‘Father, give us courage to change what must be altered, serenity to accept what cannot be helped, and the insight to know the one from the other.’
And that very insight is expressed in how we choose to use our voices in those moments we are confronted with change, whether it is the daunting task of changing a situation ourselves or that of accepting a situation that changes us. I, myself, know that much of my healing has been done using my voice. It has also been done for the sake of my voice. As a young child, I wasn’t talkative at all. I was told I was shy and that fixation on my shyness and quietness made me very conscious of using my voice. I became afraid to speak because when I did speak, all I heard were the flaws. All I noticed was that it wasn’t perfect and so I was terrified of other people noticing those imperfections too. I felt that there was something wrong with my voice. I felt let down by my own voice and grew extremely frustrated by my inability to speak well. My sentences often, and sometimes until this very day, will abruptly stop mid sentence, be discarded and replaced by a new one.
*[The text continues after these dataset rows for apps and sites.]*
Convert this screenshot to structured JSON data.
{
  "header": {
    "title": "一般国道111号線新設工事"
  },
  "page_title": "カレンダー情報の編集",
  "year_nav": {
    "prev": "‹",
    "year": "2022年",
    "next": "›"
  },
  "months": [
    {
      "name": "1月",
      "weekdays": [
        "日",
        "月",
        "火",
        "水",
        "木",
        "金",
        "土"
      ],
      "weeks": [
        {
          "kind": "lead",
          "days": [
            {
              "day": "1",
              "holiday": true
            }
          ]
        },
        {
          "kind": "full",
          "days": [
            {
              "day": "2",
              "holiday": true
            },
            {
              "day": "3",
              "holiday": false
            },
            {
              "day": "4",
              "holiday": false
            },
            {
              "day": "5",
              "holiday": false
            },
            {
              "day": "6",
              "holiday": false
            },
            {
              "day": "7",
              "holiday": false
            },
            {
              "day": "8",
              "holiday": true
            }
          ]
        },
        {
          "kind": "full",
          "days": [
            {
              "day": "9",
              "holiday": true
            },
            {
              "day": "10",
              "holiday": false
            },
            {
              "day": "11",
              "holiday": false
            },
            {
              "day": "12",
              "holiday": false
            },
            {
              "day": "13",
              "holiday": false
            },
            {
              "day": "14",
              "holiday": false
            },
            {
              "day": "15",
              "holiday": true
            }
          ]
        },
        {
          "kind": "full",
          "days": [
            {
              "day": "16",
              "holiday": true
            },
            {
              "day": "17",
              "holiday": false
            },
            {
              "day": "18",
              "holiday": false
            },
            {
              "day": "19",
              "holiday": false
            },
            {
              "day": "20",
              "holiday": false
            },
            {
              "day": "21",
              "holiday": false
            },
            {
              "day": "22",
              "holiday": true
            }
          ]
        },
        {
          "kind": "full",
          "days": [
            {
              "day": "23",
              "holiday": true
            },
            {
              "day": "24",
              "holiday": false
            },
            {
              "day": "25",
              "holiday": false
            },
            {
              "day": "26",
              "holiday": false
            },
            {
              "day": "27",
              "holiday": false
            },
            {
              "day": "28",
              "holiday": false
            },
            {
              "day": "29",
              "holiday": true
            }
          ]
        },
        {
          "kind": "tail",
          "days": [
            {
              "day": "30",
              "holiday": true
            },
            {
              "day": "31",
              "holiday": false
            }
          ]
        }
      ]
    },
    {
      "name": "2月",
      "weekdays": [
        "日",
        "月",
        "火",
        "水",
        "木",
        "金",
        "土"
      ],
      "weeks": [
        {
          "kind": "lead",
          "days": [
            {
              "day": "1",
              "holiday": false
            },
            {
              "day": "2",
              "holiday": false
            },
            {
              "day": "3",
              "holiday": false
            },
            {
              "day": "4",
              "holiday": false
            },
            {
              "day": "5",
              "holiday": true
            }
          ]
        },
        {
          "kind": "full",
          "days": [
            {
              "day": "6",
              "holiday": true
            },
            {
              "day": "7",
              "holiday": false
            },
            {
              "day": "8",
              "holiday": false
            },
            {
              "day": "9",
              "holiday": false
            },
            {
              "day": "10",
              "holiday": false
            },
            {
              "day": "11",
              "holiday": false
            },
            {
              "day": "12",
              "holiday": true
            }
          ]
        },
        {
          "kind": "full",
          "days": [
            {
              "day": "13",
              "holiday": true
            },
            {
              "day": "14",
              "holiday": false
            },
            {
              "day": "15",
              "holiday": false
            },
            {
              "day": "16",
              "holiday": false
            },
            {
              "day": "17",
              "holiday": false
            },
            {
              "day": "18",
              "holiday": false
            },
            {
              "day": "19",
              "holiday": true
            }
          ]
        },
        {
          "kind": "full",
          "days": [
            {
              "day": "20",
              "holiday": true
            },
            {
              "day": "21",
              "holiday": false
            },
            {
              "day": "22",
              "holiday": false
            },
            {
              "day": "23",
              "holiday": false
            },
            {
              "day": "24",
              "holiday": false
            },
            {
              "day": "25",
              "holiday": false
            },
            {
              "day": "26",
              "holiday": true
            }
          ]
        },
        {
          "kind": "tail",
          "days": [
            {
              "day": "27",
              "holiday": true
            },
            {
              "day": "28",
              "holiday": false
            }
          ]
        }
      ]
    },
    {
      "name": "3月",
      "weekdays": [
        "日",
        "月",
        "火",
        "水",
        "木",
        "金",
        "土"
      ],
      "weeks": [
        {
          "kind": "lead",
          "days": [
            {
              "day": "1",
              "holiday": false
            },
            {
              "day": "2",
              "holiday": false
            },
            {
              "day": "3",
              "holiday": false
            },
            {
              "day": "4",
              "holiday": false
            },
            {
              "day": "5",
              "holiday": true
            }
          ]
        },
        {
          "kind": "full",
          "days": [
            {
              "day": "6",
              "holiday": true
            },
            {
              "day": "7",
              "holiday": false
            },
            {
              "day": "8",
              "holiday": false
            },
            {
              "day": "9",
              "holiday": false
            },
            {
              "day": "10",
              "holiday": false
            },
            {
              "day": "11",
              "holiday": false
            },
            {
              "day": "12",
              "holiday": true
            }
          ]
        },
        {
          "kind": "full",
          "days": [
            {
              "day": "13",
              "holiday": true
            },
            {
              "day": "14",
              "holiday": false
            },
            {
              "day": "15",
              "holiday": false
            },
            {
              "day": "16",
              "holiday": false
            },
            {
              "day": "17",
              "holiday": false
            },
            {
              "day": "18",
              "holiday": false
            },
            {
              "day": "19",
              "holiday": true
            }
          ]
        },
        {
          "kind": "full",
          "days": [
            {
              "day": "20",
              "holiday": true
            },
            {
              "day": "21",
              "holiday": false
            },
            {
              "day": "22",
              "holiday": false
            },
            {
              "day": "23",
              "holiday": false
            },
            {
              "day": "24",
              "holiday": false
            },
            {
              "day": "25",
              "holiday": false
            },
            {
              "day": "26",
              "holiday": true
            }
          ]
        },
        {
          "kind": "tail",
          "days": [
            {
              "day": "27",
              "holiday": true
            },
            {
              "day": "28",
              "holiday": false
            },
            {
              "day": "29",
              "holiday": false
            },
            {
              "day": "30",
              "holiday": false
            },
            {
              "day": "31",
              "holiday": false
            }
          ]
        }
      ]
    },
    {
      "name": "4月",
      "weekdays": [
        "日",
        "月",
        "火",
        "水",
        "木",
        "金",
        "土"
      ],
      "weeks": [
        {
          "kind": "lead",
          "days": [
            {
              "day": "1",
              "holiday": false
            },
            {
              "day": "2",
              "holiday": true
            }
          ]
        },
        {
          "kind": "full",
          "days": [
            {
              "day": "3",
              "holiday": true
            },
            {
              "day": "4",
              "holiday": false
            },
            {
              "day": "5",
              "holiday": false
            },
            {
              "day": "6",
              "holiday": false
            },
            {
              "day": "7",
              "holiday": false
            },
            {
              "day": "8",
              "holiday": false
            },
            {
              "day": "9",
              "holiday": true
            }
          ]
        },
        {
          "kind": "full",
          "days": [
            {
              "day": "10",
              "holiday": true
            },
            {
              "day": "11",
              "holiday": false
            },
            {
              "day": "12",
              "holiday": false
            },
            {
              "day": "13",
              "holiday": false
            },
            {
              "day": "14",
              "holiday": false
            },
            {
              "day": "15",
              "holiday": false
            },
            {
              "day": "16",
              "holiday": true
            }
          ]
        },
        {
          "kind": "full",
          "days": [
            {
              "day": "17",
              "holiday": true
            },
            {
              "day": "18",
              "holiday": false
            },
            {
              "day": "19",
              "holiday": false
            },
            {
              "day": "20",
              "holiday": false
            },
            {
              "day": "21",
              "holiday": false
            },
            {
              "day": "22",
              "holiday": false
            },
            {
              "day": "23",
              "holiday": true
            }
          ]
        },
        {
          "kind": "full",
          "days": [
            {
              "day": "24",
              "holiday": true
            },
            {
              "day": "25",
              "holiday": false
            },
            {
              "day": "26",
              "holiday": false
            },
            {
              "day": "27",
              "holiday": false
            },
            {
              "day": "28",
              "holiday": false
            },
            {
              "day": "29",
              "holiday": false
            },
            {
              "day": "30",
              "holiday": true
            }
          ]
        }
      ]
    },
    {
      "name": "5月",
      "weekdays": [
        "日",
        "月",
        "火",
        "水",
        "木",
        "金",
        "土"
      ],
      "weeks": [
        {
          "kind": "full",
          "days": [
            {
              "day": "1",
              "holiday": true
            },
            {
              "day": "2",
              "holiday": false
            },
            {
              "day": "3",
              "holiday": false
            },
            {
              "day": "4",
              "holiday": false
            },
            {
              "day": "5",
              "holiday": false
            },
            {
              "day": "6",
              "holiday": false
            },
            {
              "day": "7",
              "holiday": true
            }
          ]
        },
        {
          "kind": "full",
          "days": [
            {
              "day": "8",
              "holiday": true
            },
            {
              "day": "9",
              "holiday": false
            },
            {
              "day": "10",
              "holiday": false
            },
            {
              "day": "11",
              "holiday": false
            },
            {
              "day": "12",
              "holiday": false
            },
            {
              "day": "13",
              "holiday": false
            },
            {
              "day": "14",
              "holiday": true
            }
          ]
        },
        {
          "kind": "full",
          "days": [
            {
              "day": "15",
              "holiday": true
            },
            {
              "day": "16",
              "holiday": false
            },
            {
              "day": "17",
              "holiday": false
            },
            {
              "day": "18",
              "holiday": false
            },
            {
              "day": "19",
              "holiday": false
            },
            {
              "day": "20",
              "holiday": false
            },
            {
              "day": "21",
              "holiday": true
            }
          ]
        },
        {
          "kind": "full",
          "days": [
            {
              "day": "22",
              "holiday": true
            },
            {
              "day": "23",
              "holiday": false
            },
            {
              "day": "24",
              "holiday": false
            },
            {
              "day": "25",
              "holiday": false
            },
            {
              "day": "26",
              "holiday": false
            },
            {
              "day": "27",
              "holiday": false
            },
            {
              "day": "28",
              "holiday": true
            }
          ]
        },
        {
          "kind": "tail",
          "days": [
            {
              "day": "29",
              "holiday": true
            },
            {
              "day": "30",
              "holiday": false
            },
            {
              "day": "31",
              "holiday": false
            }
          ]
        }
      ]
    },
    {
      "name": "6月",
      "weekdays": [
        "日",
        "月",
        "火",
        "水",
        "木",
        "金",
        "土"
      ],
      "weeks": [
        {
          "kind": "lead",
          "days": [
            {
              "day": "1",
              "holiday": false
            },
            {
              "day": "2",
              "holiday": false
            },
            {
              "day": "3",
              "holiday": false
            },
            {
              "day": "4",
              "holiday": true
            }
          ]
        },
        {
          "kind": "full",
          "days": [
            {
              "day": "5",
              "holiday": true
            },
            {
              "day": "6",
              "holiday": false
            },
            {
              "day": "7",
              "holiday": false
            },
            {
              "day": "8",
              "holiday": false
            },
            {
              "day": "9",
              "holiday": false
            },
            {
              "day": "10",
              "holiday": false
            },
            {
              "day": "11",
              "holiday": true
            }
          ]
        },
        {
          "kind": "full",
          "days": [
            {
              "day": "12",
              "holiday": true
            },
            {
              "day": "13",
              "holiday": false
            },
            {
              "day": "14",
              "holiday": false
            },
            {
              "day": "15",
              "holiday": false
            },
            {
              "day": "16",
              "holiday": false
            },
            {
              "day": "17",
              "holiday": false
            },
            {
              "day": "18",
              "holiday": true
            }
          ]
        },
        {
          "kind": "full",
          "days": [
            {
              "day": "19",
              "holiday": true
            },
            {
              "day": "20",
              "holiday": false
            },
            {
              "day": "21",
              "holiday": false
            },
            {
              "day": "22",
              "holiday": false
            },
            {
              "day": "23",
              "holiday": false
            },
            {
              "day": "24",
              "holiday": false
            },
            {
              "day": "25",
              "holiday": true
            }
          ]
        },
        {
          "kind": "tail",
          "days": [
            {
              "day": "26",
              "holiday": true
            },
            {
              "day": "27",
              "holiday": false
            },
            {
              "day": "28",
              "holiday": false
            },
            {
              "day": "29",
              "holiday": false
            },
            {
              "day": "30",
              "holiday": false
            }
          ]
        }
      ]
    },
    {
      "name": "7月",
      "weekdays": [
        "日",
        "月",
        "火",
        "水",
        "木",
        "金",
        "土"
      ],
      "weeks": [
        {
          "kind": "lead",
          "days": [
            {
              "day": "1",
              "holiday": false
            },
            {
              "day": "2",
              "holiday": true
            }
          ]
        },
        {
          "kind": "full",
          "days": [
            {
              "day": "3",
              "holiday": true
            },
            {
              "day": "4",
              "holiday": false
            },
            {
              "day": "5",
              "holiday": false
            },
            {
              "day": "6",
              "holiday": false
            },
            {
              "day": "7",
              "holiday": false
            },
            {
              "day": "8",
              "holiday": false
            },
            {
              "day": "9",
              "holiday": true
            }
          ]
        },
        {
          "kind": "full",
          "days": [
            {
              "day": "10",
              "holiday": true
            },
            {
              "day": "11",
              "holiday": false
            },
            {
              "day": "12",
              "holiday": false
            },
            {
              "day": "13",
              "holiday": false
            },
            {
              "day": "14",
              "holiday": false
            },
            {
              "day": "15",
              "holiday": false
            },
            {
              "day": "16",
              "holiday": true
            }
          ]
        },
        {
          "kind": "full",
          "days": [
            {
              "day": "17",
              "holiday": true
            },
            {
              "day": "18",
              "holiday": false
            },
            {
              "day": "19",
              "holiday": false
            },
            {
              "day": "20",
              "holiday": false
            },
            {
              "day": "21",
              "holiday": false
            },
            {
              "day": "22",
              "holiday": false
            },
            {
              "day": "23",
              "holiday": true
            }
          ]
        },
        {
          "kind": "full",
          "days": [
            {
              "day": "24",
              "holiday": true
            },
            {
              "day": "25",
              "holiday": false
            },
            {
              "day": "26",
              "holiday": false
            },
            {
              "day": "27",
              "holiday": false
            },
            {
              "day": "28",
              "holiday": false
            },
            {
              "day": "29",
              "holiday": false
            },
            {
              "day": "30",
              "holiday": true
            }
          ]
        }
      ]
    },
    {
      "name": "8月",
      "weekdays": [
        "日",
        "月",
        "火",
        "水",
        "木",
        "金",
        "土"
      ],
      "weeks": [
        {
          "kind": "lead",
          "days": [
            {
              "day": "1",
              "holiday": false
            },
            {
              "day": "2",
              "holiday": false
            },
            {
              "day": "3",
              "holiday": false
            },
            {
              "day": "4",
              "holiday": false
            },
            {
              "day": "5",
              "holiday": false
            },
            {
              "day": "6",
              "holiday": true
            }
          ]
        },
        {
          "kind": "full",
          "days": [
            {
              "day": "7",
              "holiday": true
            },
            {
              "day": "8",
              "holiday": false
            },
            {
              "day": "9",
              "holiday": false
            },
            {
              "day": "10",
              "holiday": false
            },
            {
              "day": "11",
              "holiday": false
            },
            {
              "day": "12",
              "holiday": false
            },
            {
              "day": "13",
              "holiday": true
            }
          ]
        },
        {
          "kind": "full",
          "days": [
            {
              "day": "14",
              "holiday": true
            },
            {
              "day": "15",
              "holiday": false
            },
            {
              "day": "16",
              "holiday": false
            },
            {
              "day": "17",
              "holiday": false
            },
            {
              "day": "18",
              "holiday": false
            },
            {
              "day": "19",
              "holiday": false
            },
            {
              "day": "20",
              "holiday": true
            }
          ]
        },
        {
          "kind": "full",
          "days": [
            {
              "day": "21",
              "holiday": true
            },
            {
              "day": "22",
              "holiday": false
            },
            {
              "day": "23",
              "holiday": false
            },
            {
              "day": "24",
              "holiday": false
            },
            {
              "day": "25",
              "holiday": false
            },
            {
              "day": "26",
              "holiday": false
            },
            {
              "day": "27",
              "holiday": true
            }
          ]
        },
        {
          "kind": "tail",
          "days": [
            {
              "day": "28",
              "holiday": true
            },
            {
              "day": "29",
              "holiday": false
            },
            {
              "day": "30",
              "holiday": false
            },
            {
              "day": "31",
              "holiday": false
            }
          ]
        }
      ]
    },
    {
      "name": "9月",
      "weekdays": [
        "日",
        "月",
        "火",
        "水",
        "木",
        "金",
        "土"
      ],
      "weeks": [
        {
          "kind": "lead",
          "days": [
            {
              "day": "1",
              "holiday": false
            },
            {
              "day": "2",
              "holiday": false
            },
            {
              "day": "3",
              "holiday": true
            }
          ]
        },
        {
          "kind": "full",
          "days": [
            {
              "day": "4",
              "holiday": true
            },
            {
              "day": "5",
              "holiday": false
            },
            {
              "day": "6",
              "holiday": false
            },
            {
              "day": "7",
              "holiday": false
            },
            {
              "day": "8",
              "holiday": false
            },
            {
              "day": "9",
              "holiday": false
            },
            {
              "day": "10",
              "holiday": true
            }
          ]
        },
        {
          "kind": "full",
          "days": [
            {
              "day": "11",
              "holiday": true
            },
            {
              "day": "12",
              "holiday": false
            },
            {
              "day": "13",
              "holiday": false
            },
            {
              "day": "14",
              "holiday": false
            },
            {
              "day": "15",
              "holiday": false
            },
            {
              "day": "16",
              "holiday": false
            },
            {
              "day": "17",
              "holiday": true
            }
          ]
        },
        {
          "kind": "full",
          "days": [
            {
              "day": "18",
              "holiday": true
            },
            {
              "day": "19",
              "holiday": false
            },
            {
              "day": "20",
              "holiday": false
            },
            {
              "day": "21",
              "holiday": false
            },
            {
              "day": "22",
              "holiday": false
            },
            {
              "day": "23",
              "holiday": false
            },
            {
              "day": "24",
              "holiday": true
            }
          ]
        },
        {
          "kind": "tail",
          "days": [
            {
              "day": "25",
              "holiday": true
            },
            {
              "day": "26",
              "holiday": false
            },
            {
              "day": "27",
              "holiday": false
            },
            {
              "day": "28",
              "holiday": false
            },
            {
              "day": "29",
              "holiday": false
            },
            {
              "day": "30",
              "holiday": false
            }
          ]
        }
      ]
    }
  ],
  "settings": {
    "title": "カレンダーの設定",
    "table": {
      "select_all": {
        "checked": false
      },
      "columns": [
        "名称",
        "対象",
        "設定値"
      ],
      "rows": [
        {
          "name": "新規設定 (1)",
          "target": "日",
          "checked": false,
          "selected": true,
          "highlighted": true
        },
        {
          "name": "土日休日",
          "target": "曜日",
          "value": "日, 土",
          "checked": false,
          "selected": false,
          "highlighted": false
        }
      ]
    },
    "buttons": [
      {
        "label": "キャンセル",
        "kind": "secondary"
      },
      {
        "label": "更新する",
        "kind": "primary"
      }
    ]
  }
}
But I realise now as I write this, that this is MY voice, my own particular way of speaking, and even if it is not perfect, it has nonetheless, helped me heal, it has carried my story up through me and out into the world. And for that, I am eternally grateful to my voice. I am thankful for my ability (and sometimes lack of ability) to express myself. Because I realise I do love to talk, but only when I’ve fed my voice the silence it so craves. You see, sometimes, we need to rest from speaking, not only to nurture our voices, but to be able to listen to what it is our inside would like to communicate to the world. So be generous with the rest you give your voices, and it will be sure to repay you back in spades.
With love and always for peace,